VII. Rules and Regulations for Home Care Providers in Illinois

The Illinois Department of Public Health oversees rules and regulations for home care services in the state. These rules are outlined in Section 245 of Title 77 of the Public Health Code.

What Types of Care Can Be Provided? Home health agencies are allowed to provide skilled nursing care along with at least one other qualifying form of care. Agencies must detail the services they provide in writing to the state along with their procedures, charges for service and proof of liability insurance.
Are Care Plans Required? Treatment plans must be provided, and care plans must state the nature of the services provided, their duration and how and where care is received. Treatment plans must be submitted to each patient’s physician within two weeks of beginning care, and the physician has 30 days to accept the proposed treatment plan.
Can Home Care Providers Assist with Medication Management?
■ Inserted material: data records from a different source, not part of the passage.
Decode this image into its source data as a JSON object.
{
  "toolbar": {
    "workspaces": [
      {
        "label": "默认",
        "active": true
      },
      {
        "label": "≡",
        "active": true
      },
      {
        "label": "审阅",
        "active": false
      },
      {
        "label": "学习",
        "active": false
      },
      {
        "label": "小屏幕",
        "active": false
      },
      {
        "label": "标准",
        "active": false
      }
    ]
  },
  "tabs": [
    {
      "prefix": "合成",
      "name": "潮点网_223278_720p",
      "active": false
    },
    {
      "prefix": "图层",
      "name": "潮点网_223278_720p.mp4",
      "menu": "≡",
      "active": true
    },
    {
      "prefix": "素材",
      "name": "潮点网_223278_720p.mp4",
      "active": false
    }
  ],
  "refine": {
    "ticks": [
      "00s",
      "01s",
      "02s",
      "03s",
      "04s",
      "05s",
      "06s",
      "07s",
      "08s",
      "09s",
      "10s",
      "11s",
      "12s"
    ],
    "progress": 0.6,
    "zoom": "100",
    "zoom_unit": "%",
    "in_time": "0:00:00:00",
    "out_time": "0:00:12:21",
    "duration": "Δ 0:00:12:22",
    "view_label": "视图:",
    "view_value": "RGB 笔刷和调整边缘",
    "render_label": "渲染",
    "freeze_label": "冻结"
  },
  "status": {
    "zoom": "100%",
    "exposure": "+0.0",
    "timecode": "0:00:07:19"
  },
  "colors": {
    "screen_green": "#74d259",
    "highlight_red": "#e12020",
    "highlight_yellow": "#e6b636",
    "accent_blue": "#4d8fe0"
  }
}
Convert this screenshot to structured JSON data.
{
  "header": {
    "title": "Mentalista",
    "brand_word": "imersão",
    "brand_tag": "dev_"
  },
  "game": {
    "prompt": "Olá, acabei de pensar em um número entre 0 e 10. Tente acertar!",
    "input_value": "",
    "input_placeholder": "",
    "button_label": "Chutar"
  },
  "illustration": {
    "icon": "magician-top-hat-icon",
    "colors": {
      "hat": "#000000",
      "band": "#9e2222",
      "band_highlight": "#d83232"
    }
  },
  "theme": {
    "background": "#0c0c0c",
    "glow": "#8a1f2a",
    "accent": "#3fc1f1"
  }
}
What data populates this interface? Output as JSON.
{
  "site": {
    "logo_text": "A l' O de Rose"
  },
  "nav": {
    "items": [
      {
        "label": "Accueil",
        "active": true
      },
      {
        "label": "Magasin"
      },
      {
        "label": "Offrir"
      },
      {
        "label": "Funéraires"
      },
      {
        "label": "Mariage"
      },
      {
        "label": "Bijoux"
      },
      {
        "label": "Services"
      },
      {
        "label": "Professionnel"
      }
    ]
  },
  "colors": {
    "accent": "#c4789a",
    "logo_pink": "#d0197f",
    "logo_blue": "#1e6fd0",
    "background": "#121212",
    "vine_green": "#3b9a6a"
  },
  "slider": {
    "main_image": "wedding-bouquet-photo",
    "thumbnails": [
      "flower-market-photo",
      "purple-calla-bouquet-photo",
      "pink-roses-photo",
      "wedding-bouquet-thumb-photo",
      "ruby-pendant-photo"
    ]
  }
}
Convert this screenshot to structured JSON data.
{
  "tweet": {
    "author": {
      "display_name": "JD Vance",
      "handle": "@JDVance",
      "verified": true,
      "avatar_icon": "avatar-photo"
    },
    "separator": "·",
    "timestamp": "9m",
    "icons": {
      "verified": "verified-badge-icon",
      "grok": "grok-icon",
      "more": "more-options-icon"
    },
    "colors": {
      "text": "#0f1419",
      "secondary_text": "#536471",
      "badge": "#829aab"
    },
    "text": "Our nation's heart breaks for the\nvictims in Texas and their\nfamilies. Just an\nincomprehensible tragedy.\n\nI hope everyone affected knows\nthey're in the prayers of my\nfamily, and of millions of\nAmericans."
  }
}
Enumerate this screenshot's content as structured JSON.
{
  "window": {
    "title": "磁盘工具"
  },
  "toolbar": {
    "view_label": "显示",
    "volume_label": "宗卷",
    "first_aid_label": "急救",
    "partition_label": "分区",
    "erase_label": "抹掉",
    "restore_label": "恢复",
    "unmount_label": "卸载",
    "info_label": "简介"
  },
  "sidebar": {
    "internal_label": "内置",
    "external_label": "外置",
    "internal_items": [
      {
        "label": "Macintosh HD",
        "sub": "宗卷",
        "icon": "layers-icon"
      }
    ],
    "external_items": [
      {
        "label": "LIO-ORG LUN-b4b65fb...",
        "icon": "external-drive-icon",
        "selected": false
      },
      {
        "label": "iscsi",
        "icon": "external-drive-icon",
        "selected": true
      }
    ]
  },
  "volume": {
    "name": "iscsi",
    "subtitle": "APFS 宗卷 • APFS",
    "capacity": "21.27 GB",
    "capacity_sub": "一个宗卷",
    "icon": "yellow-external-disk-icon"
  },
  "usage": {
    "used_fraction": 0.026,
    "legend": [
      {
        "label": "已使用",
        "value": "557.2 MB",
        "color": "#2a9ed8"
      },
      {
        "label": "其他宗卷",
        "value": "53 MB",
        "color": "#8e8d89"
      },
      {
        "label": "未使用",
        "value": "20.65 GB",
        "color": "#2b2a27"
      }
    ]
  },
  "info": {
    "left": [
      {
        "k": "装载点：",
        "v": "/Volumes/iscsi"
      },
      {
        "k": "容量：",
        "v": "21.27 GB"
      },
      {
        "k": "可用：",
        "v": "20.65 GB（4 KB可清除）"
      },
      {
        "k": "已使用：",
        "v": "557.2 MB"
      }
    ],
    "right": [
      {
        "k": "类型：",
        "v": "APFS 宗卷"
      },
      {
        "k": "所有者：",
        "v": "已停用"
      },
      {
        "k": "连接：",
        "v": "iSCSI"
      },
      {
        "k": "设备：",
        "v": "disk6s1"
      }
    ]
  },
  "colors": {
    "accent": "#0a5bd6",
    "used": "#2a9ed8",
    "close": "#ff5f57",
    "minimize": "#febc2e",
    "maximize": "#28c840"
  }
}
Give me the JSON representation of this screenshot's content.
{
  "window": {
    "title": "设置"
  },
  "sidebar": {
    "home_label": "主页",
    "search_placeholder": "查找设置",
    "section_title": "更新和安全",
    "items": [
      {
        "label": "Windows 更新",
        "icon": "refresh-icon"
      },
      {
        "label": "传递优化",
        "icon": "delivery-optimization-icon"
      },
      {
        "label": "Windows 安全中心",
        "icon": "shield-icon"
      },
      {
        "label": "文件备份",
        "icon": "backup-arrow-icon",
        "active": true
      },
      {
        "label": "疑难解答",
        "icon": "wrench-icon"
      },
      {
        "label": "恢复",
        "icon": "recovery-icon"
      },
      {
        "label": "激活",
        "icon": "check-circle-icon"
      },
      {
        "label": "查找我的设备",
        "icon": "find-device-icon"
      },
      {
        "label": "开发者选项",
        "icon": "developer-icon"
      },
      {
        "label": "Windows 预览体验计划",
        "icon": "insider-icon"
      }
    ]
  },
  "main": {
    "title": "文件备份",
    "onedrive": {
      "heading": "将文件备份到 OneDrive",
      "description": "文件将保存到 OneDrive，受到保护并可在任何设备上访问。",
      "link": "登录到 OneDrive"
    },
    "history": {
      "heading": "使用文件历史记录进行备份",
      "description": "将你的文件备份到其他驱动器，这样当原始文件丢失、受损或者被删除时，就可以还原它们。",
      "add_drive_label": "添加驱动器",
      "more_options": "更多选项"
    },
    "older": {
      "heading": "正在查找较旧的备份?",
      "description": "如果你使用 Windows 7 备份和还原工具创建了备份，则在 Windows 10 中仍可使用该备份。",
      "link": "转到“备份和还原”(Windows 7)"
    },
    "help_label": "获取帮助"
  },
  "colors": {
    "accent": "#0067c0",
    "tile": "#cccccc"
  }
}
In-home care providers may assist patients with the administration of their regular medications.
Are There Special Requirements for Screening Home Care Aides? Staff must undergo a criminal background check and health screening prior to working directly with patients.
Are Home Care Aides Required to Undergo Special Training? Home care aides may provide companion services, but they need the direct supervision of a registered nurse to provide any form of medical care. Aides may provide assistance with walking, bathing, skincare, medication administration and other routine tasks, but they must defer to the authority of a registered nurse when encountering any needs that require medical treatment.
Does Medicaid Cover Home Care in Illinois? While Medicaid doesn’t cover home care services directly, there are multiple waivers available that may cover some or all of the cost.
How Do I Report Abuse of Myself or a Loved One? If you suspect a loved one or elderly person is being abused, you can contact Adult Protective Services at (866) 800-1409 to begin an investigation.

VIII. How to Find a Home Care Provider in Illinois

Whether you are looking for yourself or a loved one, finding a quality home care provider can be a stressful process. To help you overcome this challenge, we’ve created a helpful checklist below that can help guide you through the process of both determining your needs, and finding a home care agency that will be the best fit for you and your family.

Download PDF Here

Learn More About Home Care in Illinois’s Top Cities